For those reasons I am what could be called strongly anti-bling. I abhor anything flashy or what I would consider blatantly wasteful, which the inflatable Grim Reaper fits perfectly in that category. I've got far better things to do with two-hundred dollars than blow it on a piece of seasonal holiday crap that probably won't last three years before it rips or the blower fails. Truth be told, one of the ongoing issues I have with my wife is her three separate boxes of decorations for the Christmas Tree. Each box contains a different style of decorations ranging from Disney stuff, my favorite, with the other two made up of Victorian era-style stuff and “Three Kings” items, which I frankly don't understand. Growing up, we had one box of standard Christmas decorations that lasted decades.
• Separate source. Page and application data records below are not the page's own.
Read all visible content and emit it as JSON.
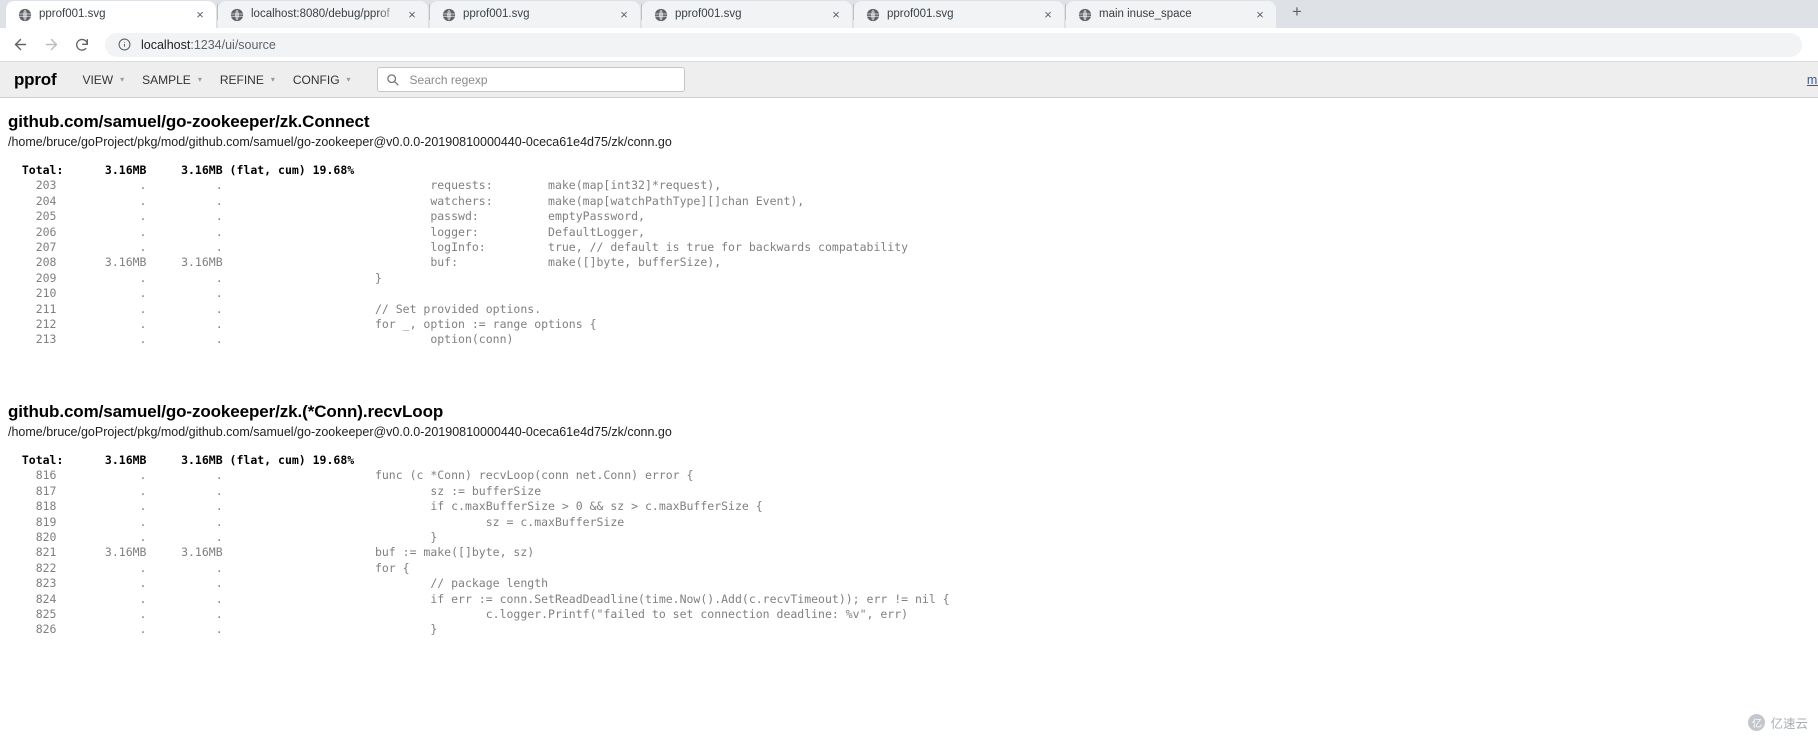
{
  "browser": {
    "tabs": [
      {
        "title": "pprof001.svg",
        "icon": "globe-icon",
        "active": true,
        "close": "×"
      },
      {
        "title": "localhost:8080/debug/pprof",
        "icon": "globe-icon",
        "active": false,
        "close": "×"
      },
      {
        "title": "pprof001.svg",
        "icon": "globe-icon",
        "active": false,
        "close": "×"
      },
      {
        "title": "pprof001.svg",
        "icon": "globe-icon",
        "active": false,
        "close": "×"
      },
      {
        "title": "pprof001.svg",
        "icon": "globe-icon",
        "active": false,
        "close": "×"
      },
      {
        "title": "main inuse_space",
        "icon": "globe-icon",
        "active": false,
        "close": "×"
      }
    ],
    "new_tab_label": "+",
    "nav": {
      "back": "←",
      "forward": "→",
      "reload": "↻"
    },
    "omnibox": {
      "info_icon": "ⓘ",
      "host": "localhost",
      "path": ":1234/ui/source",
      "full_url": "localhost:1234/ui/source"
    }
  },
  "pprof": {
    "brand": "pprof",
    "menus": [
      {
        "label": "VIEW",
        "caret": "▾"
      },
      {
        "label": "SAMPLE",
        "caret": "▾"
      },
      {
        "label": "REFINE",
        "caret": "▾"
      },
      {
        "label": "CONFIG",
        "caret": "▾"
      }
    ],
    "search": {
      "icon": "search-icon",
      "placeholder": "Search regexp",
      "value": ""
    },
    "right_link": "main"
  },
  "sections": [
    {
      "title": "github.com/samuel/go-zookeeper/zk.Connect",
      "path": "/home/bruce/goProject/pkg/mod/github.com/samuel/go-zookeeper@v0.0.0-20190810000440-0ceca61e4d75/zk/conn.go",
      "total_line": "  Total:      3.16MB     3.16MB (flat, cum) 19.68%",
      "code": "    203            .          .                              requests:        make(map[int32]*request),\n    204            .          .                              watchers:        make(map[watchPathType][]chan Event),\n    205            .          .                              passwd:          emptyPassword,\n    206            .          .                              logger:          DefaultLogger,\n    207            .          .                              logInfo:         true, // default is true for backwards compatability\n    208       3.16MB     3.16MB                              buf:             make([]byte, bufferSize),\n    209            .          .                      }\n    210            .          .\n    211            .          .                      // Set provided options.\n    212            .          .                      for _, option := range options {\n    213            .          .                              option(conn)"
    },
    {
      "title": "github.com/samuel/go-zookeeper/zk.(*Conn).recvLoop",
      "path": "/home/bruce/goProject/pkg/mod/github.com/samuel/go-zookeeper@v0.0.0-20190810000440-0ceca61e4d75/zk/conn.go",
      "total_line": "  Total:      3.16MB     3.16MB (flat, cum) 19.68%",
      "code": "    816            .          .                      func (c *Conn) recvLoop(conn net.Conn) error {\n    817            .          .                              sz := bufferSize\n    818            .          .                              if c.maxBufferSize > 0 && sz > c.maxBufferSize {\n    819            .          .                                      sz = c.maxBufferSize\n    820            .          .                              }\n    821       3.16MB     3.16MB                      buf := make([]byte, sz)\n    822            .          .                      for {\n    823            .          .                              // package length\n    824            .          .                              if err := conn.SetReadDeadline(time.Now().Add(c.recvTimeout)); err != nil {\n    825            .          .                                      c.logger.Printf(\"failed to set connection deadline: %v\", err)\n    826            .          .                              }"
    }
  ],
  "watermark": {
    "logo": "亿",
    "text": "亿速云"
  },
  "colors": {
    "chrome_tabstrip": "#dee1e6",
    "pprof_header": "#eeeeee",
    "link": "#3b5998",
    "code_gray": "#808080"
  }
}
On a more subtle level, the inflatable Grim Reaper reeks of a societal decadency that bothers me more than it should. I live in an area that when a county referendum was approved calling for a penny increase in sales tax to fund road improvements, those that pushed for the measure literally received various forms of physical threats. Yeah, the county roads where I live are quite bad and while some did eventually get much needed maintenance, the funding came from the state government. Do I even need to mention the county tax referendum was massively defeated? Getting back to my main point, Lowes just didn't throw out boxes of the inflatable Grim Reaper to its stores nationwide for shits and giggles. Such corporations know what products sell and what the local customers ignore.

This all leads back to my hate of suburbia and the people who inhabit it. These are people who piously attend church and spout the approved orthodoxy but have no real idea of the teachings of Christ, at least the parts about social justice. To them, Christ is a Republican who loves capitalism and is highly suspicious of anyone outside their ethnic group. While there are exceptions, these suburbanites reside in narrow universe and react quite harshly to anything outside it that even threatens to disturb their blissful domain. That mindset makes it hard for any possible reforms that would correct injustices or prepare for the future. They have their stuff and to Hell with everyone else.

They more or less live at the top of the social ladder. Yes, I fully understand it's the billionaires and multi-millionaires who truly rule over the nation and world. But from my observations, to suburbanites the ultra rich are even more of an abstract concept than to the working poor who watch the reality television that show off their lavish antics. Working poor people placate their dead end existence by thinking their just one good idea away from having lunch with the Kardashians.

To the average suburbanite, the future is nothing but a continuation of their current lifestyle. They live in comfortable and spacious homes, have unbelievably huge televisions in their living rooms, and have enough “money” to buy inflatable Grim Reapers so they can essentially show off to the neighbors that they play the same bullshit game as everyone else.

The thing that I find darkly humorous in all this is that if some event or circumstance upsets the suburbanite apple cart and shits get really bad, I understand enough about human nature to know that the outwardly pleasant persona of these people display will evaporate in a second. If the Walmart or Kroger shelves go empty and the convenience stores run out of gas they will be eating each other by the end of the week. Then that would be a perfect time for someone set out their sixteen-foot inflatable Grim Reaper.

Sunday, October 7, 2018